Brushing your pet’s teeth is the best way of preventing dental disease. This must be introduced gradually and gently (ideally in puppies and kittens) and should be made as pleasant an experience as possible. We suggest you start by finding an enzymatic pet toothpaste with an appropriate flavour (poultry/malt and fish are the most common) and offer a small amount of the paste on your finger as a treat.

Then, gently apply the paste to the tooth and gum, giving praise and a reward. Start with one tooth initially then gradually start to work you way around the mouth-expect this this to take some time-especially in older pets. Once you are confident with applying the paste with a finger you can progress to a soft baby or pet toothbrush. Ideally tooth brushing should be performed daily.

In some animals tooth brushing will just not be possible. In these animals specialist dental biscuits (eg Royal Canin Dental or Hills t/d) and dental chews (eg Dentagen,Virbac Veggiedent or Greenies) and playing with textured dental  or rope toys may help with manual plaque control.
Where there is gingivitis or mild periodontal disease use of chlorhexidine water additives (eg Vetdent Aqua), gels (eg Petdent Gel) or mouth washes (eg Virbac Hexarinse) may help reduce bacterial load and improve gum health.


Trauma to teeth is also commonly encountered . Deep fractures to the teeth can cause exposure of the vital pulp cavity, causing pain, tooth discolouration and root infections which may necessitate extraction. In some cases of very fresh fractures, emergency referral to a dental specialist for root canal treatment may allow the tooth to be saved.

To avoid fractures, take care feeding large bones, do not throw stones for your dog and watch that kennelled dogs do not chew the bars of their run. Exposure of the pulp cavity may also occur with gradual wear to the tooth enamel - allowing your dog to carry stones or tennis balls (which attract grit) are the most common culprits here.

Dental disease is one of the most commonly presented problems in veterinary practice. It can cause bad breath (halitosis), gum disease, tooth loss, pain , difficulty eating and anorexia.
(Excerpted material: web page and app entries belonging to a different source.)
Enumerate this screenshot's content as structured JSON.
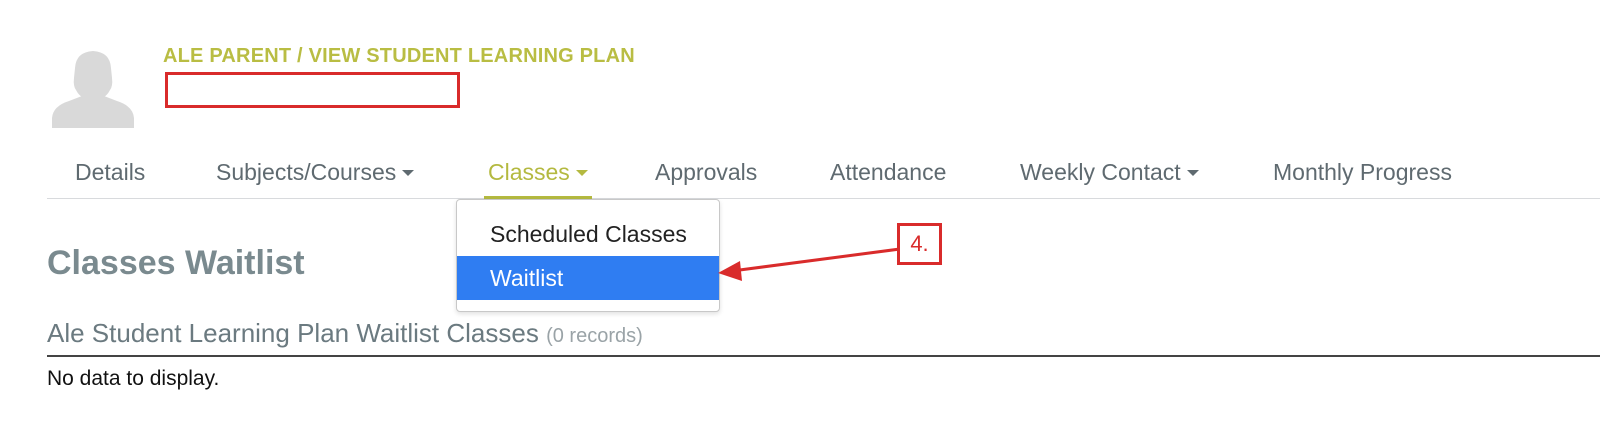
{
  "breadcrumb": "ALE PARENT / VIEW STUDENT LEARNING PLAN",
  "tabs": [
    {
      "label": "Details"
    },
    {
      "label": "Subjects/Courses"
    },
    {
      "label": "Classes"
    },
    {
      "label": "Approvals"
    },
    {
      "label": "Attendance"
    },
    {
      "label": "Weekly Contact"
    },
    {
      "label": "Monthly Progress"
    }
  ],
  "dropdown": {
    "items": [
      {
        "label": "Scheduled Classes"
      },
      {
        "label": "Waitlist"
      }
    ]
  },
  "page_title": "Classes Waitlist",
  "list": {
    "title": "Ale Student Learning Plan Waitlist Classes",
    "count": "(0 records)",
    "empty": "No data to display."
  },
  "annotation": {
    "step_label": "4."
  },
  "colors": {
    "accent": "#b4b940",
    "selected": "#2f7df2",
    "annotation_red": "#d92b2b"
  },
  "icons": [
    "user-avatar-icon",
    "caret-down-icon"
  ]
}
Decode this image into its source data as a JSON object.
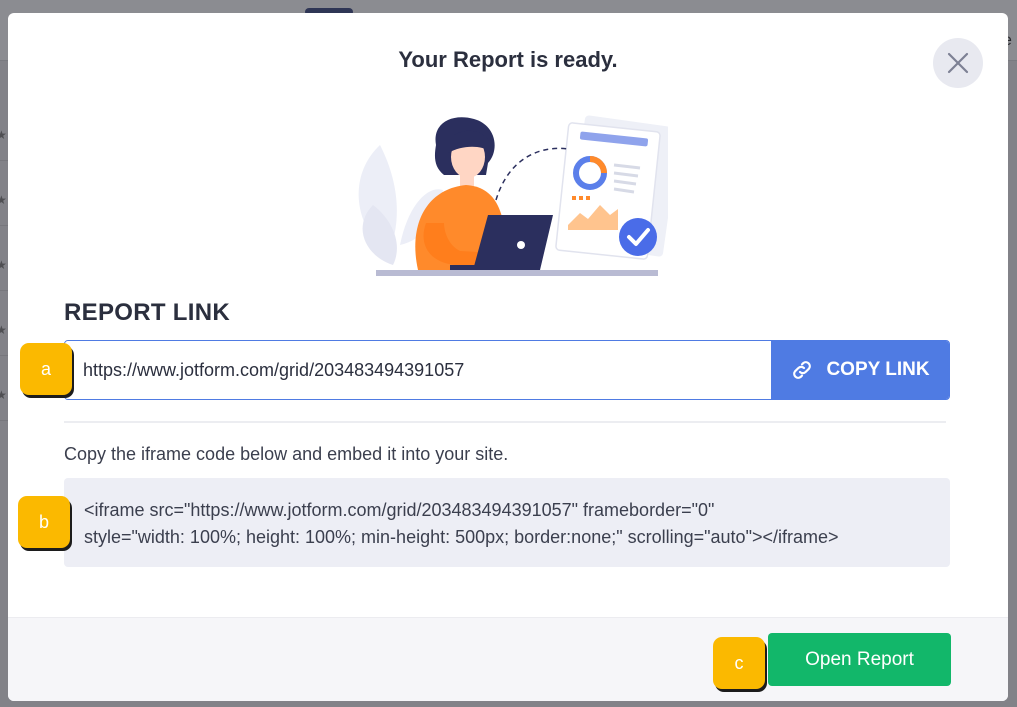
{
  "modal": {
    "title": "Your Report is ready.",
    "close_icon": "close-icon"
  },
  "report_link": {
    "section_label": "REPORT LINK",
    "url": "https://www.jotform.com/grid/203483494391057",
    "copy_button_label": "COPY LINK",
    "copy_icon": "link-icon"
  },
  "embed": {
    "instructions": "Copy the iframe code below and embed it into your site.",
    "code": "<iframe src=\"https://www.jotform.com/grid/203483494391057\" frameborder=\"0\"\nstyle=\"width: 100%; height: 100%; min-height: 500px; border:none;\" scrolling=\"auto\"></iframe>"
  },
  "footer": {
    "open_button_label": "Open Report"
  },
  "annotations": {
    "marker_a": "a",
    "marker_b": "b",
    "marker_c": "c"
  },
  "colors": {
    "primary": "#4f7be3",
    "success": "#12b76a",
    "marker": "#fbb900",
    "illustration_orange": "#ff8a2b",
    "illustration_navy": "#2b2f5e"
  }
}
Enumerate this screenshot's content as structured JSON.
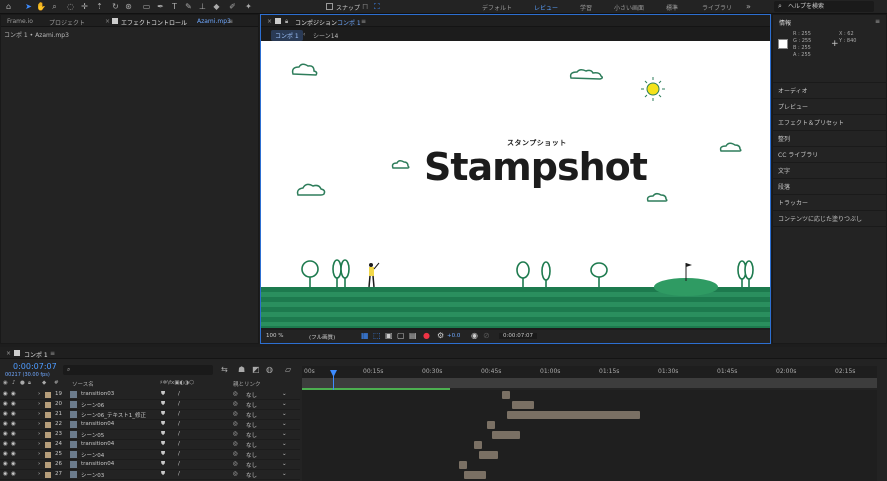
{
  "workspaces": [
    "デフォルト",
    "レビュー",
    "学習",
    "小さい画面",
    "標準",
    "ライブラリ"
  ],
  "snap_label": "スナップ",
  "help_placeholder": "ヘルプを検索",
  "left_panel": {
    "tabs": [
      "Frame.io",
      "プロジェクト",
      "エフェクトコントロール"
    ],
    "tab_suffix": "Azami.mp3",
    "subtitle": "コンポ 1 • Azami.mp3"
  },
  "comp_panel": {
    "tab_prefix": "コンポジション",
    "tab_name": "コンポ 1",
    "crumbs": [
      "コンポ 1",
      "シーン14"
    ]
  },
  "canvas": {
    "title": "Stampshot",
    "title_ruby": "スタンプショット",
    "sky_color": "#ffffff",
    "ground_color": "#1d7a4e",
    "sun_color": "#f5e21b",
    "golfer_color": "#f2d84a"
  },
  "viewer_bar": {
    "zoom": "100 %",
    "quality": "(フル画質)",
    "exposure": "+0.0",
    "timecode": "0:00:07:07"
  },
  "info_panel": {
    "title": "情報",
    "rgba": [
      {
        "k": "R",
        "v": "255"
      },
      {
        "k": "G",
        "v": "255"
      },
      {
        "k": "B",
        "v": "255"
      },
      {
        "k": "A",
        "v": "255"
      }
    ],
    "x": "X : 62",
    "y": "Y : 840"
  },
  "right_panels": [
    "オーディオ",
    "プレビュー",
    "エフェクト＆プリセット",
    "整列",
    "CC ライブラリ",
    "文字",
    "段落",
    "トラッカー",
    "コンテンツに応じた塗りつぶし"
  ],
  "timeline": {
    "tab": "コンポ 1",
    "timecode": "0:00:07:07",
    "fps": "00217 (30.00 fps)",
    "col_source": "ソース名",
    "col_parent": "親とリンク",
    "ruler": [
      "00s",
      "00:15s",
      "00:30s",
      "00:45s",
      "01:00s",
      "01:15s",
      "01:30s",
      "01:45s",
      "02:00s",
      "02:15s"
    ],
    "layers": [
      {
        "num": "19",
        "name": "transition03",
        "parent": "なし",
        "bar_start": 0.79,
        "bar_len": 0.02
      },
      {
        "num": "20",
        "name": "シーン06",
        "parent": "なし",
        "bar_start": 0.83,
        "bar_len": 0.07
      },
      {
        "num": "21",
        "name": "シーン06_テキスト1_修正",
        "parent": "なし",
        "bar_start": 0.81,
        "bar_len": 0.42
      },
      {
        "num": "22",
        "name": "transition04",
        "parent": "なし",
        "bar_start": 0.73,
        "bar_len": 0.02
      },
      {
        "num": "23",
        "name": "シーン05",
        "parent": "なし",
        "bar_start": 0.75,
        "bar_len": 0.09
      },
      {
        "num": "24",
        "name": "transition04",
        "parent": "なし",
        "bar_start": 0.68,
        "bar_len": 0.02
      },
      {
        "num": "25",
        "name": "シーン04",
        "parent": "なし",
        "bar_start": 0.7,
        "bar_len": 0.06
      },
      {
        "num": "26",
        "name": "transition04",
        "parent": "なし",
        "bar_start": 0.62,
        "bar_len": 0.02
      },
      {
        "num": "27",
        "name": "シーン03",
        "parent": "なし",
        "bar_start": 0.64,
        "bar_len": 0.07
      }
    ]
  }
}
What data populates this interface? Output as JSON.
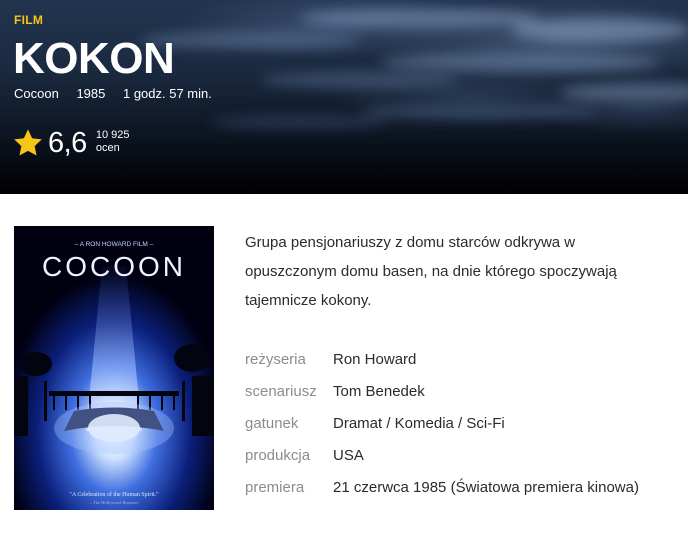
{
  "hero": {
    "type_label": "FILM",
    "title": "KOKON",
    "original_title": "Cocoon",
    "year": "1985",
    "duration": "1 godz. 57 min.",
    "rating": "6,6",
    "votes_count": "10 925",
    "votes_label": "ocen",
    "star_color": "#f5c518"
  },
  "poster": {
    "top_text": "– A RON HOWARD FILM –",
    "title_text": "COCOON",
    "tagline": "\"A Celebration of the Human Spirit.\"",
    "source": "– The Hollywood Reporter"
  },
  "description": "Grupa pensjonariuszy z domu starców odkrywa w opuszczonym domu basen, na dnie którego spoczywają tajemnicze kokony.",
  "details": [
    {
      "label": "reżyseria",
      "value": "Ron Howard"
    },
    {
      "label": "scenariusz",
      "value": "Tom Benedek"
    },
    {
      "label": "gatunek",
      "value": "Dramat / Komedia / Sci-Fi"
    },
    {
      "label": "produkcja",
      "value": "USA"
    },
    {
      "label": "premiera",
      "value": "21 czerwca 1985 (Światowa premiera kinowa)"
    }
  ]
}
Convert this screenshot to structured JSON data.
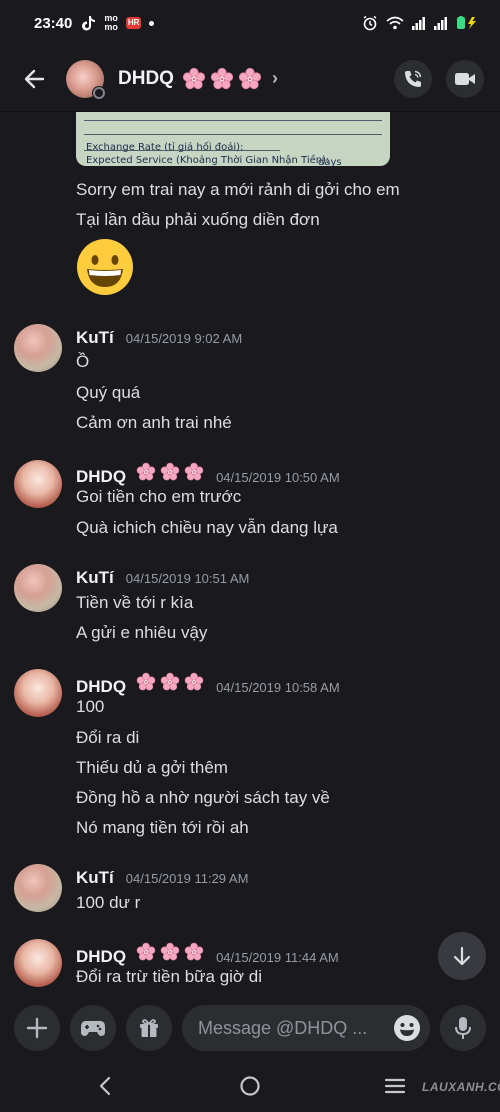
{
  "status_bar": {
    "time": "23:40",
    "icons_left": [
      "tiktok-icon",
      "momo-icon",
      "app-badge-icon",
      "dot-icon"
    ],
    "app_badge": "HR",
    "icons_right": [
      "alarm-icon",
      "wifi-icon",
      "signal-icon",
      "signal-icon",
      "battery-charging-icon"
    ]
  },
  "header": {
    "contact_name": "DHDQ 🌸🌸🌸",
    "name_text": "DHDQ",
    "actions": [
      "phone-call-icon",
      "video-call-icon"
    ]
  },
  "attachment": {
    "line1": "Exchange Rate (tỉ giá hối đoái):",
    "line2": "Expected Service (Khoảng Thời Gian Nhận Tiền):",
    "line2_suffix": "days"
  },
  "messages": {
    "first_block": [
      "Sorry em trai nay a mới rảnh di gởi cho em",
      "Tại lần dầu phải xuống diền đơn"
    ],
    "emoji": "grinning-face",
    "groups": [
      {
        "author": "KuTí",
        "timestamp": "04/15/2019 9:02 AM",
        "lines": [
          "Ồ",
          "Quý quá",
          "Cảm ơn anh trai nhé"
        ]
      },
      {
        "author": "DHDQ",
        "timestamp": "04/15/2019 10:50 AM",
        "lines": [
          "Goi tiền cho em trước",
          "Quà ichich chiều nay vẫn dang lựa"
        ]
      },
      {
        "author": "KuTí",
        "timestamp": "04/15/2019 10:51 AM",
        "lines": [
          "Tiền về tới r kìa",
          "A gửi e nhiêu vậy"
        ]
      },
      {
        "author": "DHDQ",
        "timestamp": "04/15/2019 10:58 AM",
        "lines": [
          "100",
          "Đổi ra di",
          "Thiếu dủ a gởi thêm",
          "Đồng hồ a nhờ người sách tay về",
          "Nó mang tiền tới rồi ah"
        ]
      },
      {
        "author": "KuTí",
        "timestamp": "04/15/2019 11:29 AM",
        "lines": [
          "100 dư r"
        ]
      },
      {
        "author": "DHDQ",
        "timestamp": "04/15/2019 11:44 AM",
        "lines": [
          "Đổi ra trừ tiền bữa giờ di"
        ]
      }
    ]
  },
  "input_bar": {
    "placeholder": "Message @DHDQ ...",
    "buttons": [
      "plus-icon",
      "gamepad-icon",
      "gift-icon",
      "emoji-icon",
      "microphone-icon"
    ]
  },
  "nav_bar": {
    "watermark": "LAUXANH.CC"
  },
  "colors": {
    "background": "#1a1a1e",
    "button_bg": "#2b2d31",
    "text": "#dbdee1",
    "timestamp": "#949ba4"
  }
}
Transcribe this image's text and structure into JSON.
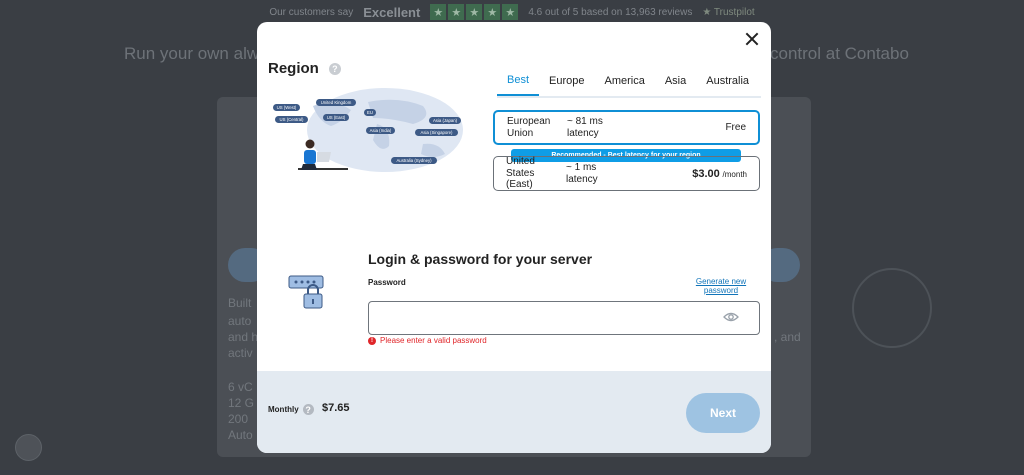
{
  "background": {
    "customers_say": "Our customers say",
    "excellent": "Excellent",
    "rating_text": "4.6 out of 5 based on 13,963 reviews",
    "trustpilot": "Trustpilot",
    "headline_left": "Run your own alw",
    "headline_right": "control at Contabo",
    "card_lines": [
      "Built",
      "auto",
      "and h",
      "activ"
    ],
    "spec_lines": [
      "6 vC",
      "12 G",
      "200",
      "Auto"
    ],
    "side_text": ", and"
  },
  "region": {
    "title": "Region",
    "help_glyph": "?",
    "map_labels": [
      "US (West)",
      "United Kingdom",
      "US (Central)",
      "US (East)",
      "EU",
      "Asia (India)",
      "Asia (Japan)",
      "Asia (Singapore)",
      "Australia (Sydney)"
    ],
    "tabs": [
      "Best",
      "Europe",
      "America",
      "Asia",
      "Australia"
    ],
    "options": [
      {
        "name_line1": "European",
        "name_line2": "Union",
        "latency_line1": "~ 81 ms",
        "latency_line2": "latency",
        "price": "Free",
        "price_unit": "",
        "selected": true
      },
      {
        "name_line1": "United States",
        "name_line2": "(East)",
        "latency_line1": "~ 1 ms",
        "latency_line2": "latency",
        "price": "$3.00",
        "price_unit": "/month",
        "selected": false
      }
    ],
    "recommended_badge": "Recommended - Best latency for your region"
  },
  "login": {
    "title": "Login & password for your server",
    "password_label": "Password",
    "generate_line1": "Generate new",
    "generate_line2": "password",
    "password_value": "",
    "error": "Please enter a valid password",
    "error_glyph": "!"
  },
  "footer": {
    "monthly_label": "Monthly",
    "help_glyph": "?",
    "price": "$7.65",
    "next_label": "Next"
  },
  "colors": {
    "accent": "#0f8fd5",
    "next_button": "#9ec3e2",
    "error": "#e0262a",
    "footer_bg": "#e3eaf1"
  }
}
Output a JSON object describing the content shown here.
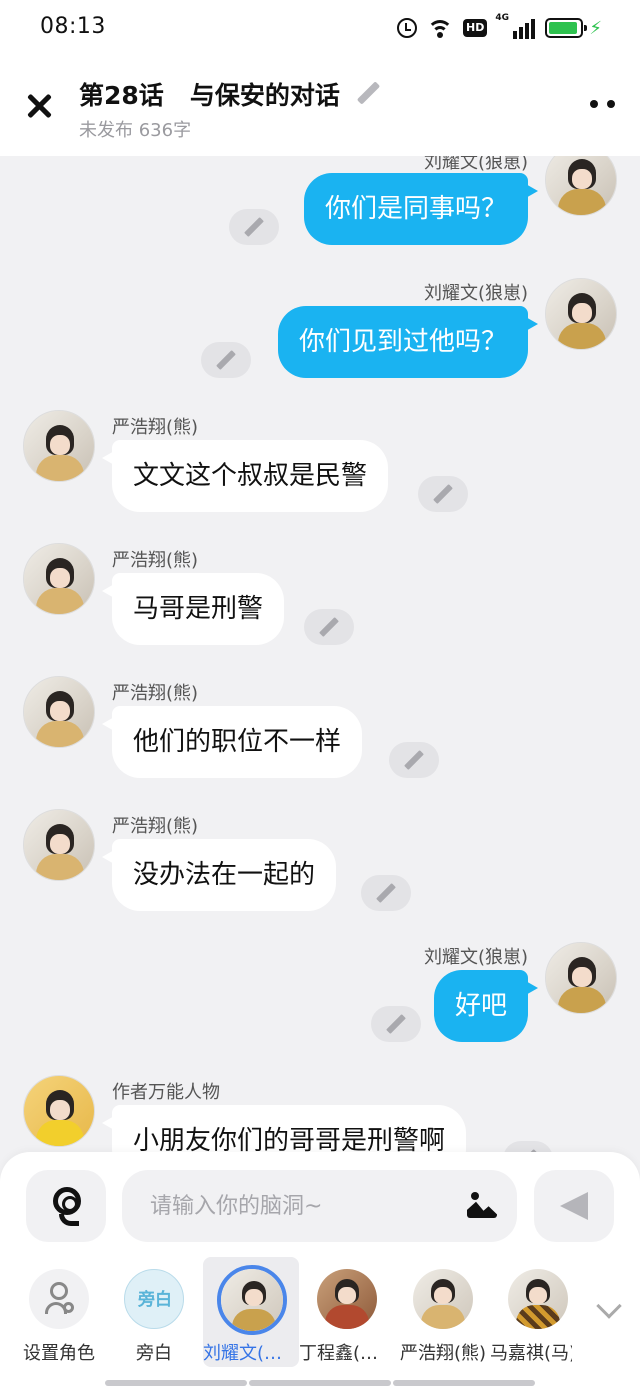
{
  "status_bar": {
    "time": "08:13",
    "network": "4G",
    "hd": "HD"
  },
  "header": {
    "title": "第28话   与保安的对话",
    "subtitle": "未发布 636字"
  },
  "messages": [
    {
      "side": "right",
      "name": "刘耀文(狼崽)",
      "text": "你们是同事吗？"
    },
    {
      "side": "right",
      "name": "刘耀文(狼崽)",
      "text": "你们见到过他吗？"
    },
    {
      "side": "left",
      "name": "严浩翔(熊)",
      "text": "文文这个叔叔是民警"
    },
    {
      "side": "left",
      "name": "严浩翔(熊)",
      "text": "马哥是刑警"
    },
    {
      "side": "left",
      "name": "严浩翔(熊)",
      "text": "他们的职位不一样"
    },
    {
      "side": "left",
      "name": "严浩翔(熊)",
      "text": "没办法在一起的"
    },
    {
      "side": "right",
      "name": "刘耀文(狼崽)",
      "text": "好吧"
    },
    {
      "side": "left",
      "name": "作者万能人物",
      "text": "小朋友你们的哥哥是刑警啊"
    }
  ],
  "composer": {
    "placeholder": "请输入你的脑洞~"
  },
  "roles": [
    {
      "label": "设置角色"
    },
    {
      "label": "旁白",
      "avatar_text": "旁白"
    },
    {
      "label": "刘耀文(狼崽)",
      "selected": true
    },
    {
      "label": "丁程鑫(狐狸)"
    },
    {
      "label": "严浩翔(熊)"
    },
    {
      "label": "马嘉祺(马)"
    }
  ],
  "colors": {
    "accent": "#1ab3f1",
    "selected_role": "#3574e6",
    "battery": "#2ec24f"
  }
}
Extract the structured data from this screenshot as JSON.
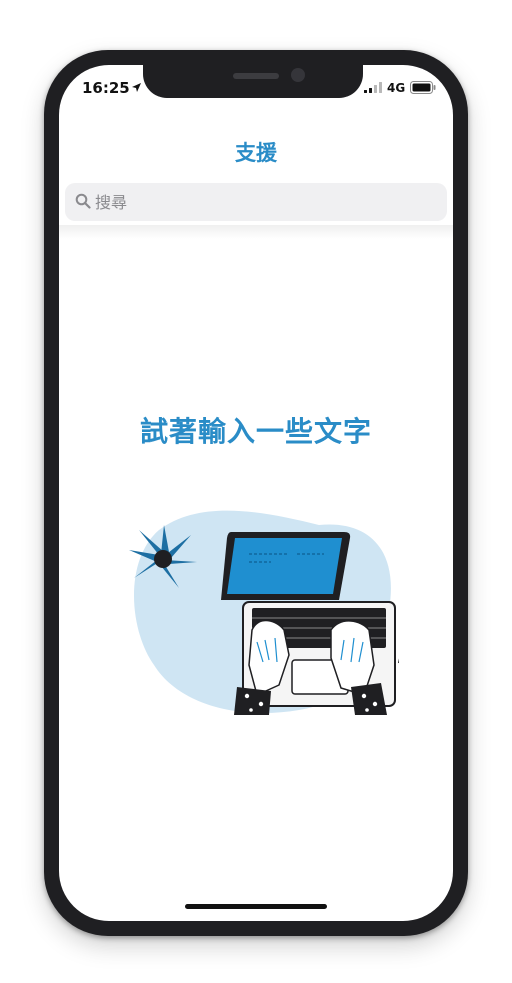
{
  "status_bar": {
    "time": "16:25",
    "network": "4G"
  },
  "nav": {
    "title": "支援"
  },
  "search": {
    "placeholder": "搜尋"
  },
  "empty_state": {
    "message": "試著輸入一些文字"
  },
  "colors": {
    "accent": "#2a8cc7",
    "illustration_bg": "#cfe5f3",
    "laptop_screen": "#1f8fd0",
    "plant": "#1d6fa3",
    "dark": "#1f1f22"
  },
  "icons": [
    "location-arrow-icon",
    "signal-icon",
    "battery-icon",
    "search-icon"
  ]
}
In the early stages, there may be no external symptoms but regular Veterinary dental checks can help spot the early signs, allowing us to start early treatment which can stop or slow the progression of the disease.

A basic dental health check will be carried out (where possible) as part of your pets annual health check and booster. The most common form of dental disease in dogs and cats is periodontal disease (gum disease). Accumulation of plaque on the tooth surface attracts bacteria causing inflammation of the gum (gingivitis) This results in soreness, bleeding of the gums, and halitosis. 

Mineralisation of the plaque then occurs , leading to tartar deposits. This roughens the tooth surface, attracting further plaque and bacteria. At this stage, routine dental hygiene treatment will hopefully allow the return of a normal, healthy mouth.

If untreated, gingivitis will progress to periodontitis, where there is involvement of the deeper structures holding the tooth in the socket. Once these structures are damaged the disease is irreversible and can ultimately lead to tooth loss. In very severe cases tooth root abscesses and severe periodontal infections can cause secondary illness such as heart and liver disease.